Subscribe to PostsSubscribe to Comments

Yemisi says…A mile in my shoes!

For those of you who don’t already know, I love shoes…

Ever since I was a little child they have fascinated me. I love them with or without heels, with bows and buckles and sparkle and shine, and every colour of the rainbow – and even some that aren’t. I love the smell of new leather, the architecture of an unusual pair and the comfort of a well worn, old and trusty pair.

Sometimes a beautiful pair of shoes I want really, really, really! badly won’t fit, and I leave the store sad and dejected. Just like in Life, we may want something really, really, really! badly, and it may look great, but just may not fit where we are right now.

Occasionally, I will refuse to let them go, and buy them a size too small and spend my time mincing around uncomfortably, fitting a hexagonal peg into a round hole. Much like we find ourselves in places we ought not to be because we were hasty and couldn’t wait for the right opportunity to come along.

And other times the ones that are in my size are not quite what I want, but I buy them anyway. Sometimes I come to love them, sometimes I don’t, but I always have something to keep my feet out of the dirt. Just like the things that come to us in life may not be exactly what we envisioned – maybe you thought your husband when he finally arrived would be taller or richer; or the job, after waiting so long would be more prestigious, pay more, or wouldn’t eat up all your time. But hey, sometimes you come to appreciate what you thought you didn’t want. And maybe sometimes you don’t, but at least you are not left with nothing at all…

I have bought some beautiful shoes! Crafted with absolute precision, made from the finest materials, cost an arm, a leg, a kidney and a pancreas, but HURT LIKE CRAZY!!! You step out in them and everyone “ooohs” and “ahhhhs”, (apart from those throwing eye-daggers of envy at you that would kill you within 50 paces if they were real). Music stops playing, and cars screech to a halt when you show up in them, but wearing them for more than ten minutes can leave your “little piggies” screaming for release. (if only toes could talk…)

Similarly, other people’s lives may look beautiful, perfect and pristine, but only if you walk a mile in their shoes would you understand the pain, hardship and misery they truly endure while projecting to the outside world that “Life is good.”

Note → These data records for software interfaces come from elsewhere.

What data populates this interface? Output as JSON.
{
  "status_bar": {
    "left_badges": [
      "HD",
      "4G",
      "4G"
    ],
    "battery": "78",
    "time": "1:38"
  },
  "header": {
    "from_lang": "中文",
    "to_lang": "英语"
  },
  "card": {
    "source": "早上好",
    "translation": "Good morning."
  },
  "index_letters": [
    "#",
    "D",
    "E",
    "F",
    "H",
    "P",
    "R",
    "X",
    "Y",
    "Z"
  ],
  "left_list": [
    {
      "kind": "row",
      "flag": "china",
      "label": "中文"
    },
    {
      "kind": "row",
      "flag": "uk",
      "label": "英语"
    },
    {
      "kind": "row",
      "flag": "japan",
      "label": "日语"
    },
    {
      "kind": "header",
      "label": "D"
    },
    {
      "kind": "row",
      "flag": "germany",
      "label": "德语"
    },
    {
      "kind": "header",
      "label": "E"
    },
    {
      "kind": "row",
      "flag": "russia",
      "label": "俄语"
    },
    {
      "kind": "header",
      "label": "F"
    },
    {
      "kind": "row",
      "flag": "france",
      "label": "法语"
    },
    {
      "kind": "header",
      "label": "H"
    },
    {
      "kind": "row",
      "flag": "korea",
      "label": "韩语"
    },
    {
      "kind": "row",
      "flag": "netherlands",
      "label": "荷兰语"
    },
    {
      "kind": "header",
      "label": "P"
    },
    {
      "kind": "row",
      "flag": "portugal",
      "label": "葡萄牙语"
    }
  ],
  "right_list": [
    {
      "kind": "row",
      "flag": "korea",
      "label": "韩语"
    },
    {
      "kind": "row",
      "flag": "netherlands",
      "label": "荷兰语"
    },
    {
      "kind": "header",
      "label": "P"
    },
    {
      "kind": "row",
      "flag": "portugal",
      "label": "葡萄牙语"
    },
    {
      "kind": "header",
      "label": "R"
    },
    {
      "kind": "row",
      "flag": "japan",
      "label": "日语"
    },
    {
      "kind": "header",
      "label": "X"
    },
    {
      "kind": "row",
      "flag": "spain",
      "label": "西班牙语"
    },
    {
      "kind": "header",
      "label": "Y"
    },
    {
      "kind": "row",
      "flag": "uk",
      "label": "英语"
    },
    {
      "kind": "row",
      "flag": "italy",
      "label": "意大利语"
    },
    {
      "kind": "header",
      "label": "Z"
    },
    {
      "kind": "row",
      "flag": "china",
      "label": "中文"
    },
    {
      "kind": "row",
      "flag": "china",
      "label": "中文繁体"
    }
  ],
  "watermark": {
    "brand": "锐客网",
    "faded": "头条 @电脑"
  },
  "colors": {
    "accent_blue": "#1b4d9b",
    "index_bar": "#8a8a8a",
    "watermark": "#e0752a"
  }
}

Now my shoes have to earn their keep. I love to walk, so they have to be strong and last a long time. Nigerian roads are not known for being uniformly smooth and well paved, so my shoes have to endure sticks, stones, pebbles, rocks, potholes, puddles, roadkill, human, animal and mineral “substances,” et al. Sometimes I lose a heel, sometimes the glue comes unstuck, and sometimes I fall into a puddle and spoil the leather (for people who are well acquainted with my clumsiness, this happens more often than you’d think…), but a trip to the shoe maker to fix the heel, re stick the glue and reinforce the leather can be all it takes for the shoe to have a new lease on life…

We too have to endure the valleys, obstructions, distractions and rainstorms of life. Circumstances and people will test the limits of our endurance every single day. But we must be able to take a beating, and somehow find the strength to keep going and last as long as it takes for things to change…

And as much as I love new shoes, I also love my comfy, well worn, tatty shoes. The ones I’ve had for three hundred years and my face pushes me to wear sometimes because they’re literally falling apart. Stitching has come undone, they’ve changed colour and the soles have become diagonal or the heel caps have come off completely so I sound like a tap dancer every time I walk across the room. And yet, I find it hard to chuck them out, clear out the clutter, to let them go, to consign them to the cemetery of shoes…

Just like in life, there are things; physical, psychological and ideological, as well as people, that no longer “fit” in our lives. Yet we cling to them so tightly, refusing to move forward, refusing to let go, because they are comfortable, instead of cleaning out the junk, and allowing ourselves to attract the right things and the right people….

And you thought they were just shoes….

About Yemisi Sawyerr